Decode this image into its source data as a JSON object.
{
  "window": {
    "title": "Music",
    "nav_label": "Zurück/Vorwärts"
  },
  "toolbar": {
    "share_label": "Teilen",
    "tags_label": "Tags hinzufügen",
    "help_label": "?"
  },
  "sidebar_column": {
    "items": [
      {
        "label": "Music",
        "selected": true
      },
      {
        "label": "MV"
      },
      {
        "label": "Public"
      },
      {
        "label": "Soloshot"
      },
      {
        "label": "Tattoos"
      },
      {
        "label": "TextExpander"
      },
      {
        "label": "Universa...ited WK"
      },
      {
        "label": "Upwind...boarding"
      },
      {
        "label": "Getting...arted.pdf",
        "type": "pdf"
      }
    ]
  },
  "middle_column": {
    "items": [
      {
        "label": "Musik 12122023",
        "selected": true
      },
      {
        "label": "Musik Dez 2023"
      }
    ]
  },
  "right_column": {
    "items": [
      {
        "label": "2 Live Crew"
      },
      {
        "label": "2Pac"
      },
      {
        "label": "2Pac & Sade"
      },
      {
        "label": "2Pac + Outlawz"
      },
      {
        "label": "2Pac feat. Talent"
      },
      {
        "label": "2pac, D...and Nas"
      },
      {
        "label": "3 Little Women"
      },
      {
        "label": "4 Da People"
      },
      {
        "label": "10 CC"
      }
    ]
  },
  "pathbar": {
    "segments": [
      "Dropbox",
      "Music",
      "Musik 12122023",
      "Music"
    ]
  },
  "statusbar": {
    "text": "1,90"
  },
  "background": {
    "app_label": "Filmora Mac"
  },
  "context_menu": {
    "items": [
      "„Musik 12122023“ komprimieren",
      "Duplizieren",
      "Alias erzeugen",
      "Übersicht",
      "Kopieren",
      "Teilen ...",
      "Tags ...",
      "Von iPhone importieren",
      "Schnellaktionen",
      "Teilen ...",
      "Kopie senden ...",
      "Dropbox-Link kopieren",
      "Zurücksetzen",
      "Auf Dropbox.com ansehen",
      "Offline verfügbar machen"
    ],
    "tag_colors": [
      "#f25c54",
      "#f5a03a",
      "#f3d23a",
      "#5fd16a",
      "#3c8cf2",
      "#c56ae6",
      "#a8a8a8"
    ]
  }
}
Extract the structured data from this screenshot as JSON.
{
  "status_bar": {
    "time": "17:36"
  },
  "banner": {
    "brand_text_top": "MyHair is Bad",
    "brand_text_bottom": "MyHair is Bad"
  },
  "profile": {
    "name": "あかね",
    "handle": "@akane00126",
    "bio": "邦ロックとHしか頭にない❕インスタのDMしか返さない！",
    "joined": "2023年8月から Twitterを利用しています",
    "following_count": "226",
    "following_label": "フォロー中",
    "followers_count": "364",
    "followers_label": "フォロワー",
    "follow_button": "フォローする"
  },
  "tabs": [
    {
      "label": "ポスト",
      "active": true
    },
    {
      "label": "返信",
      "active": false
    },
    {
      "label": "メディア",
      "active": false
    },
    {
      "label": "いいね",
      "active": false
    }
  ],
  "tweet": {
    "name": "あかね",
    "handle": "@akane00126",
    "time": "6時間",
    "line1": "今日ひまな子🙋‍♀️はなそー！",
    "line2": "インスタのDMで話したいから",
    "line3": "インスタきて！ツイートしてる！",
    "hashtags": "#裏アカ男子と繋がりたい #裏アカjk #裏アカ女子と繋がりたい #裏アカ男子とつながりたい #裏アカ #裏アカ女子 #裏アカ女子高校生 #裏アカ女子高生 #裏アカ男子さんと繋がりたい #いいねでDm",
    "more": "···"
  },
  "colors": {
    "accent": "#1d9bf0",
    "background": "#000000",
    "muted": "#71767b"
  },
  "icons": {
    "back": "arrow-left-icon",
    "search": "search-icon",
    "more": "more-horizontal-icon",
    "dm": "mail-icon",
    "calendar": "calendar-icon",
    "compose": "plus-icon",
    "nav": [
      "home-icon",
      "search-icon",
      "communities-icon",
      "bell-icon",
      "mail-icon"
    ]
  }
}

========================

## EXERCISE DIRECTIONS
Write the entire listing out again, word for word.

## SOLUTION TO THE PROBLEM
Decode this image into its source data as a JSON object.
{
  "window": {
    "title": "Music",
    "nav_label": "Zurück/Vorwärts"
  },
  "toolbar": {
    "share_label": "Teilen",
    "tags_label": "Tags hinzufügen",
    "help_label": "?"
  },
  "sidebar_column": {
    "items": [
      {
        "label": "Music",
        "selected": true
      },
      {
        "label": "MV"
      },
      {
        "label": "Public"
      },
      {
        "label": "Soloshot"
      },
      {
        "label": "Tattoos"
      },
      {
        "label": "TextExpander"
      },
      {
        "label": "Universa...ited WK"
      },
      {
        "label": "Upwind...boarding"
      },
      {
        "label": "Getting...arted.pdf",
        "type": "pdf"
      }
    ]
  },
  "middle_column": {
    "items": [
      {
        "label": "Musik 12122023",
        "selected": true
      },
      {
        "label": "Musik Dez 2023"
      }
    ]
  },
  "right_column": {
    "items": [
      {
        "label": "2 Live Crew"
      },
      {
        "label": "2Pac"
      },
      {
        "label": "2Pac & Sade"
      },
      {
        "label": "2Pac + Outlawz"
      },
      {
        "label": "2Pac feat. Talent"
      },
      {
        "label": "2pac, D...and Nas"
      },
      {
        "label": "3 Little Women"
      },
      {
        "label": "4 Da People"
      },
      {
        "label": "10 CC"
      }
    ]
  },
  "pathbar": {
    "segments": [
      "Dropbox",
      "Music",
      "Musik 12122023",
      "Music"
    ]
  },
  "statusbar": {
    "text": "1,90"
  },
  "background": {
    "app_label": "Filmora Mac"
  },
  "context_menu": {
    "items": [
      "„Musik 12122023“ komprimieren",
      "Duplizieren",
      "Alias erzeugen",
      "Übersicht",
      "Kopieren",
      "Teilen ...",
      "Tags ...",
      "Von iPhone importieren",
      "Schnellaktionen",
      "Teilen ...",
      "Kopie senden ...",
      "Dropbox-Link kopieren",
      "Zurücksetzen",
      "Auf Dropbox.com ansehen",
      "Offline verfügbar machen"
    ],
    "tag_colors": [
      "#f25c54",
      "#f5a03a",
      "#f3d23a",
      "#5fd16a",
      "#3c8cf2",
      "#c56ae6",
      "#a8a8a8"
    ]
  }
}
Extract the structured data from this screenshot as JSON.
{
  "status_bar": {
    "time": "17:36"
  },
  "banner": {
    "brand_text_top": "MyHair is Bad",
    "brand_text_bottom": "MyHair is Bad"
  },
  "profile": {
    "name": "あかね",
    "handle": "@akane00126",
    "bio": "邦ロックとHしか頭にない❕インスタのDMしか返さない！",
    "joined": "2023年8月から Twitterを利用しています",
    "following_count": "226",
    "following_label": "フォロー中",
    "followers_count": "364",
    "followers_label": "フォロワー",
    "follow_button": "フォローする"
  },
  "tabs": [
    {
      "label": "ポスト",
      "active": true
    },
    {
      "label": "返信",
      "active": false
    },
    {
      "label": "メディア",
      "active": false
    },
    {
      "label": "いいね",
      "active": false
    }
  ],
  "tweet": {
    "name": "あかね",
    "handle": "@akane00126",
    "time": "6時間",
    "line1": "今日ひまな子🙋‍♀️はなそー！",
    "line2": "インスタのDMで話したいから",
    "line3": "インスタきて！ツイートしてる！",
    "hashtags": "#裏アカ男子と繋がりたい #裏アカjk #裏アカ女子と繋がりたい #裏アカ男子とつながりたい #裏アカ #裏アカ女子 #裏アカ女子高校生 #裏アカ女子高生 #裏アカ男子さんと繋がりたい #いいねでDm",
    "more": "···"
  },
  "colors": {
    "accent": "#1d9bf0",
    "background": "#000000",
    "muted": "#71767b"
  },
  "icons": {
    "back": "arrow-left-icon",
    "search": "search-icon",
    "more": "more-horizontal-icon",
    "dm": "mail-icon",
    "calendar": "calendar-icon",
    "compose": "plus-icon",
    "nav": [
      "home-icon",
      "search-icon",
      "communities-icon",
      "bell-icon",
      "mail-icon"
    ]
  }
}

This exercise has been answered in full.